*** Block opens ***

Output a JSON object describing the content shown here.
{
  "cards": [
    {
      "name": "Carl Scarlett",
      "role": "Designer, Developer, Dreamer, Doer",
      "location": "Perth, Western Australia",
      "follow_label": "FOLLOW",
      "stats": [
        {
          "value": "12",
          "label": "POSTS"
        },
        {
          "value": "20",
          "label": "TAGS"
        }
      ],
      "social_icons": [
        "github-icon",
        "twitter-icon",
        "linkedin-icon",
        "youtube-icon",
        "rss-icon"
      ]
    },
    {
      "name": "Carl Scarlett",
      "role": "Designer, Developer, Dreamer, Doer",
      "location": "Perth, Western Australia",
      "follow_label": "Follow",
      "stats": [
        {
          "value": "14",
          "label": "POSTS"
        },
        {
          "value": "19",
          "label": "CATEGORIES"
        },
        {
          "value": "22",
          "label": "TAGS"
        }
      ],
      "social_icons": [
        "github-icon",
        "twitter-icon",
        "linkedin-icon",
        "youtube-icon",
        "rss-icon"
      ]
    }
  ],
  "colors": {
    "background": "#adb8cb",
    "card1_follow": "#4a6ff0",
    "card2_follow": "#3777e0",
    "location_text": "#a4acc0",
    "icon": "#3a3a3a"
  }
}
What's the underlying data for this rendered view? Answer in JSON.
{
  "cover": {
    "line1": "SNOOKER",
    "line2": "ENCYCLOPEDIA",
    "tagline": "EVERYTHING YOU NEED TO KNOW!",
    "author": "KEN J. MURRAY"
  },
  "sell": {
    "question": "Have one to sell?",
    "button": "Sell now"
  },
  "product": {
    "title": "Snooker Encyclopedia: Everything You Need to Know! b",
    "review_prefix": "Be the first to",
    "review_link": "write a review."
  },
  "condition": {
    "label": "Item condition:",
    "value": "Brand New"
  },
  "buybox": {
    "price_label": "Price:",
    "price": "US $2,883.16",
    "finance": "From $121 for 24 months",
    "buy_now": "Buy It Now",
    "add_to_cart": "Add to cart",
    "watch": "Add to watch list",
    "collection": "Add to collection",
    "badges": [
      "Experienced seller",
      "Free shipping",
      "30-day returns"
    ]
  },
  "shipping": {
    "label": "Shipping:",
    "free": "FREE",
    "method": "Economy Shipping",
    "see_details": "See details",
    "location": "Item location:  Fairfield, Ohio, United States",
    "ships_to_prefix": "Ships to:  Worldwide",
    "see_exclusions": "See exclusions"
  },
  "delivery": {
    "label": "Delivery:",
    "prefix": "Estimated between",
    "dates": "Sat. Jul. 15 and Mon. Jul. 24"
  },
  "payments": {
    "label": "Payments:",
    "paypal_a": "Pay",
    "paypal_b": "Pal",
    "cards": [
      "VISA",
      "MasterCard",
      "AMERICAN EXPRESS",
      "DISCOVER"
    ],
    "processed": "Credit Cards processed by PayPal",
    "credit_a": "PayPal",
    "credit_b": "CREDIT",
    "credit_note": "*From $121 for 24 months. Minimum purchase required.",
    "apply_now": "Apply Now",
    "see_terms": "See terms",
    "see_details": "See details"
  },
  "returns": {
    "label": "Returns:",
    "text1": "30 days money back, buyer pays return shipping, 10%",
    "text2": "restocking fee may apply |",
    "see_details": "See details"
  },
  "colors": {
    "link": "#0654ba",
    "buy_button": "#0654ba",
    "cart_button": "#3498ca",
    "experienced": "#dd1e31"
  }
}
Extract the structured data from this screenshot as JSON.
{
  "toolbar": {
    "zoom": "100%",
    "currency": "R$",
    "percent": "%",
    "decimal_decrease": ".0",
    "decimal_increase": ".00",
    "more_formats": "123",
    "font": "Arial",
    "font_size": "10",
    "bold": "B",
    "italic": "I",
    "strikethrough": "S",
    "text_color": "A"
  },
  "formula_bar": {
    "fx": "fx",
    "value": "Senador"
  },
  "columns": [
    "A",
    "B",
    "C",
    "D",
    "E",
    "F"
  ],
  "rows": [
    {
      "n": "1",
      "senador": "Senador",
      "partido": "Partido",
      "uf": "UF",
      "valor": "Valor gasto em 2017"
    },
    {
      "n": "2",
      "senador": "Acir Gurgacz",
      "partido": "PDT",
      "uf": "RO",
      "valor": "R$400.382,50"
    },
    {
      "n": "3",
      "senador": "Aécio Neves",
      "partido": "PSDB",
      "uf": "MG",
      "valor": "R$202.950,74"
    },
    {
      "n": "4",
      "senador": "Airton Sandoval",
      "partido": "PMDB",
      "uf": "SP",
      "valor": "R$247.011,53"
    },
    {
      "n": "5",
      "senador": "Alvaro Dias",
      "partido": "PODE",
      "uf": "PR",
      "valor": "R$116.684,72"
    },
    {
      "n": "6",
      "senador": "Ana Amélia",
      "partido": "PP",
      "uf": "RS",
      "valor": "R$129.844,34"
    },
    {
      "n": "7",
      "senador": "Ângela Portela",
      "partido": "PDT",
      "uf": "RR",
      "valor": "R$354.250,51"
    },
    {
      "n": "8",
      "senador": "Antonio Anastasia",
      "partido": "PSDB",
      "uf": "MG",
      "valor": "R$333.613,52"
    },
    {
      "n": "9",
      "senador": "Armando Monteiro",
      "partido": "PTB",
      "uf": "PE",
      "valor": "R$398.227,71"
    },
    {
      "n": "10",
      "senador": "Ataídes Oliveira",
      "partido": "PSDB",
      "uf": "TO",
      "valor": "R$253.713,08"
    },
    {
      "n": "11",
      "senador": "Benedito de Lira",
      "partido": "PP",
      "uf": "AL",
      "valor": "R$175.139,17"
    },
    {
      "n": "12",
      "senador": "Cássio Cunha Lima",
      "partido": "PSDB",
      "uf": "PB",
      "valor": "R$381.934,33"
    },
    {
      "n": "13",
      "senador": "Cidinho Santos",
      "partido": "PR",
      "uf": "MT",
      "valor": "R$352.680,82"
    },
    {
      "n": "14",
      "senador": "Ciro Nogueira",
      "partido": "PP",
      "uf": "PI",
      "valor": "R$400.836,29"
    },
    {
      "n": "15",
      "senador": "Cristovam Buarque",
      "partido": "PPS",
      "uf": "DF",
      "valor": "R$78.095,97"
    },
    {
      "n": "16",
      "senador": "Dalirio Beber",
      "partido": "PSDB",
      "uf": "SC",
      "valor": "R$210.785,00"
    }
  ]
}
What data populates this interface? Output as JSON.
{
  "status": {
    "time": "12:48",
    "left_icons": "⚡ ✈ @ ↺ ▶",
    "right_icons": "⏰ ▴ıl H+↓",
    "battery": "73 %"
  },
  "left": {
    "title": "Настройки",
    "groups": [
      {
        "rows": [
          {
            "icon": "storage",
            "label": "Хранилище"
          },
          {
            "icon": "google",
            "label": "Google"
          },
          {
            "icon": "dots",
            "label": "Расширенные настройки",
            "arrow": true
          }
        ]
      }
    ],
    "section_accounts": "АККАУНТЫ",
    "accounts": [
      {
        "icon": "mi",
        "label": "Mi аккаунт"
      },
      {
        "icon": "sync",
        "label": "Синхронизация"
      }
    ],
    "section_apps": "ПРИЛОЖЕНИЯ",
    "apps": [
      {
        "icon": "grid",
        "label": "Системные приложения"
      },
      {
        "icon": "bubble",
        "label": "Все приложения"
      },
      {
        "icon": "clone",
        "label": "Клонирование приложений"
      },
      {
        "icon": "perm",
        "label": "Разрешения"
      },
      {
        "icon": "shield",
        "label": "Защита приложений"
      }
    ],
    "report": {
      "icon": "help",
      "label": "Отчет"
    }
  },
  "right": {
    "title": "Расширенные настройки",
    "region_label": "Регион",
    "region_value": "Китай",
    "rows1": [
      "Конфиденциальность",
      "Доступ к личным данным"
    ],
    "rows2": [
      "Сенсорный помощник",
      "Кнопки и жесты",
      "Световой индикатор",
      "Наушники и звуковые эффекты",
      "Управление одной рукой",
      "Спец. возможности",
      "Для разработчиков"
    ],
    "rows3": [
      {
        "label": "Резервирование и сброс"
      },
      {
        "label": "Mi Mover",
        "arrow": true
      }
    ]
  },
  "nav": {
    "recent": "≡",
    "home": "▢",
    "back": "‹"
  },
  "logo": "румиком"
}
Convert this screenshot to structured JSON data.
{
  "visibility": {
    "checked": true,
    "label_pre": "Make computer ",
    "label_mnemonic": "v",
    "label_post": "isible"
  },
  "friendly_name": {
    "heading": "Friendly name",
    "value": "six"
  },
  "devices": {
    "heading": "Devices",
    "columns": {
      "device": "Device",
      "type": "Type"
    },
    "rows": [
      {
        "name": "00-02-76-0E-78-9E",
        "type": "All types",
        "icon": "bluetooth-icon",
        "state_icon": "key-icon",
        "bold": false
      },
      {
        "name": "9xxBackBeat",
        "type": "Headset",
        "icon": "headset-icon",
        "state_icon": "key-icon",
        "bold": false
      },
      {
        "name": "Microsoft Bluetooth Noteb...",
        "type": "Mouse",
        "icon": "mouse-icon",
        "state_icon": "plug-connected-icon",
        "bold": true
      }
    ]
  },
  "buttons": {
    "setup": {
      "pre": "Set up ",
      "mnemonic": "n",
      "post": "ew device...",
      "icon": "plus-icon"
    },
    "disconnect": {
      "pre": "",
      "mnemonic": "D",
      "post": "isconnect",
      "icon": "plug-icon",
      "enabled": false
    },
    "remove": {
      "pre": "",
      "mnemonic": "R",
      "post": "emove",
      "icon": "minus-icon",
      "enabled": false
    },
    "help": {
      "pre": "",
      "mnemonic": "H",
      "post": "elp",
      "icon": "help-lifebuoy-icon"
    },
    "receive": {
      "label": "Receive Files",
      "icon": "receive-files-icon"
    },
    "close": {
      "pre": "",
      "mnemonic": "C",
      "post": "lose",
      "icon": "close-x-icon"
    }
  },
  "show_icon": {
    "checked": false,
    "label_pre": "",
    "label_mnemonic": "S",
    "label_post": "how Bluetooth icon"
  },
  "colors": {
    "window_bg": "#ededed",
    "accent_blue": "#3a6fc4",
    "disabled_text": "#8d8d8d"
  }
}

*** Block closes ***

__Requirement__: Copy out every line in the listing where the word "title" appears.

__Output for this task__:
    "title": "Snooker Encyclopedia: Everything You Need to Know! b",
    "title": "Настройки",
    "title": "Расширенные настройки",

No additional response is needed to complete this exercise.